For one of its projects, the center is engaging with Afro-Caribbean communities that increasingly use NewYork-Presbyterian Brooklyn Methodist Hospital. Using data showing higher prevalence of hypertension among populations of African descent, center investigators are working with colleagues at NewYork-Presbyterian Brooklyn Methodist to plan events that encourage residents to be screened and receive treatment for hypertension. They hope that these activities will also motivate residents to be screened for common cancers – including breast, colon and prostate cancers – that are also of higher prevalence in African-descent communities.
Along with that work, the center hopes to use data collected by Dr. Margaret McNairy, the Bonnie Johnson Sacerdote Clinical Scholar in Women’s Health and an assistant professor of medicine at Weill Cornell Medicine, on the prevalence of emerging cardiovascular diseases in Haiti. Her work may become useful in identifying and promoting treatment of cardiovascular diseases in Haitian communities in New York City, Safford said.
In another project at the center, Laura Pinheiro, assistant professor of health services research in medicine at Weill Cornell Medicine, is facilitating a mammography screening program for women in underrepresented communities, including Spanish-speaking patients. With the help of an electronic medical records team and in collaboration with the New York State Department of Health, Pinheiro identified locations where residents lived below the federal poverty line and, working alongside a bilingual patient navigator, conducted outreach. Since starting the program in July, the team has screened hundreds of women.

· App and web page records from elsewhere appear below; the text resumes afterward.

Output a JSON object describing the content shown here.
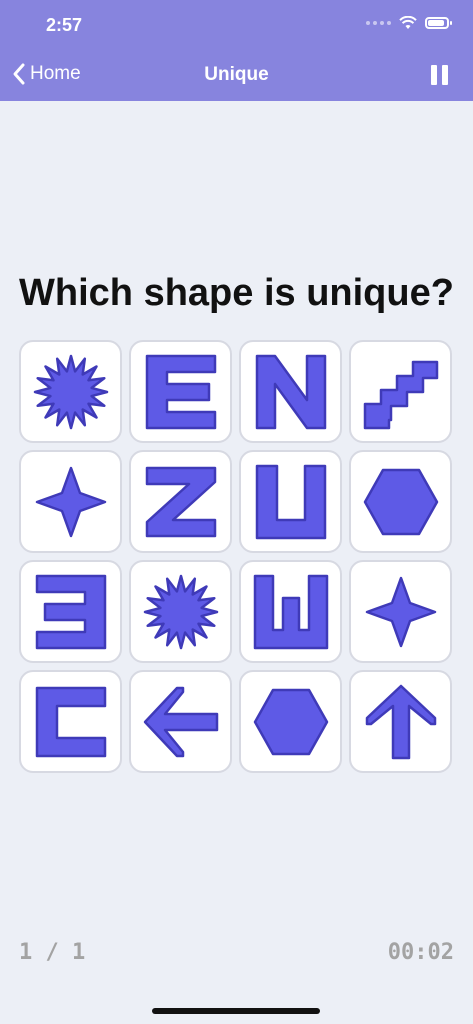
{
  "status_bar": {
    "time": "2:57"
  },
  "nav": {
    "back_label": "Home",
    "title": "Unique"
  },
  "question": "Which shape is unique?",
  "colors": {
    "accent": "#8784de",
    "shape_fill": "#5e5ae6",
    "shape_stroke": "#3f3ab8"
  },
  "tiles": [
    {
      "shape": "starburst"
    },
    {
      "shape": "letter-e"
    },
    {
      "shape": "letter-n"
    },
    {
      "shape": "stairs"
    },
    {
      "shape": "four-point-star"
    },
    {
      "shape": "letter-z"
    },
    {
      "shape": "letter-u"
    },
    {
      "shape": "hexagon"
    },
    {
      "shape": "reversed-e"
    },
    {
      "shape": "starburst"
    },
    {
      "shape": "letter-w"
    },
    {
      "shape": "four-point-star"
    },
    {
      "shape": "letter-c"
    },
    {
      "shape": "arrow-left"
    },
    {
      "shape": "hexagon"
    },
    {
      "shape": "arrow-up"
    }
  ],
  "footer": {
    "progress": "1 / 1",
    "timer": "00:02"
  }
}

In Ithaca, Rebecca Seguin-Fowler, associate professor of nutritional sciences in the Colleges of Human Ecology and of Agriculture and Life Sciences, is seeking to reduce heart disease risk factors among women in the central, upstate and Finger Lakes regions of the New York. In one project, called Strong Hearts, Healthy Communities, Seguin-Fowler is collaborating with Cornell Cooperative Extension educators and the Bassett Healthcare Network’s Center for Rural Community Health to implement and evaluate a six-month cardiovascular disease risk-reduction program for overweight or obese women who are sedentary. The first phase of this community-randomized trial demonstrated effectiveness in reducing multiple disease risk factors, including weight loss and improved physical activity.

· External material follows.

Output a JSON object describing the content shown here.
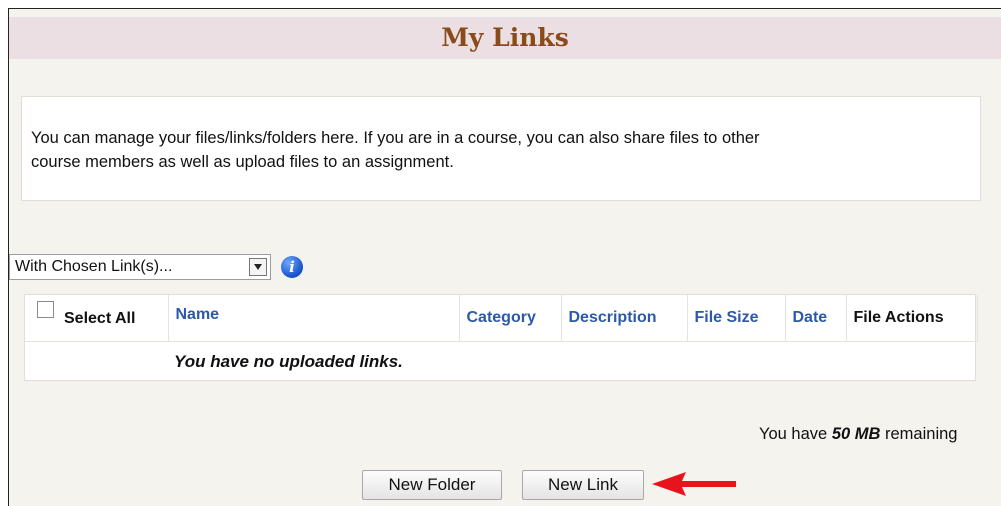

As the initiative grows, students in New York City and Ithaca will conduct research and work with fellow scientists and staff members across the two campuses. This aligns with one of Cornell’s strategic priorities, which emphasizes a connection between the medical school and other parts of the university through a distinct focus, in this case improving health equity.
Looking forward, officials hope the Cornell Center for Health Equity can follow the lead of similar initiatives at Johns Hopkins University and the University of Alabama at Birmingham and cultivate a strong regional presence, working with communities across Cornell’s sphere of influence in New York City and New York state.
“Cornell has such a broad reach,” Safford said. “While we’re at the very beginning stages of our center, tapping into that Cornell community and potentially making an impact regionally is really exciting.”
Timothy Malcolm is a freelance writer for Weill Cornell Medicine.